*EXERCISE DIRECTIONS:* Answer with a number only: how many lines of the entries below contain the word "label"?

------------------------

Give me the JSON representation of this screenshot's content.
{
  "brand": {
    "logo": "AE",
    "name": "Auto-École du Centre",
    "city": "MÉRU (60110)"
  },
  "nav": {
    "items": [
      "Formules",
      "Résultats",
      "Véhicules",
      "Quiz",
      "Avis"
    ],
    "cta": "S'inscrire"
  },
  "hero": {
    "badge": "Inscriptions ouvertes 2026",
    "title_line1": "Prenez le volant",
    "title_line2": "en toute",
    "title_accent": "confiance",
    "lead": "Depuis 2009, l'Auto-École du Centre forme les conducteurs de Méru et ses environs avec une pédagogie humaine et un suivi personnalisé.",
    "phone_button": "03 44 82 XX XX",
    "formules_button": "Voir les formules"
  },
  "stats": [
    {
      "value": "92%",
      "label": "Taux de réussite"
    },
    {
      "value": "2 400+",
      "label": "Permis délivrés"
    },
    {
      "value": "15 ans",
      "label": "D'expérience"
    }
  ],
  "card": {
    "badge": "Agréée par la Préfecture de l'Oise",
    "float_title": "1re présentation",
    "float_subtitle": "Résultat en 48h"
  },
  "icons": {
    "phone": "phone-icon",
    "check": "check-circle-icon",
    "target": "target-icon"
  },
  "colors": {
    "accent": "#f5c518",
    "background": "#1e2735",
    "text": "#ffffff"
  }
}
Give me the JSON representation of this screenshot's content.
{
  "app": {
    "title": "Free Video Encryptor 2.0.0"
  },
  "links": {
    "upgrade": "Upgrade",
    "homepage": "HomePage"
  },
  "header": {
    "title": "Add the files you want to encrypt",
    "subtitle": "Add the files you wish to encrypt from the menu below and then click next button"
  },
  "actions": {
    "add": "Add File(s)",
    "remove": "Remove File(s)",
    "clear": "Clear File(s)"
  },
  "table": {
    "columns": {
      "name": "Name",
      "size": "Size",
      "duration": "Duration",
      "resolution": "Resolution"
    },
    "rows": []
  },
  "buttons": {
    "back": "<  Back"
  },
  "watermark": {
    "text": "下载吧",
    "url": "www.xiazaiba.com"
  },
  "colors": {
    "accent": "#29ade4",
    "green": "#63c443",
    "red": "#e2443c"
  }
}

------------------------

*RESULT FOR THIS EXERCISE:* 3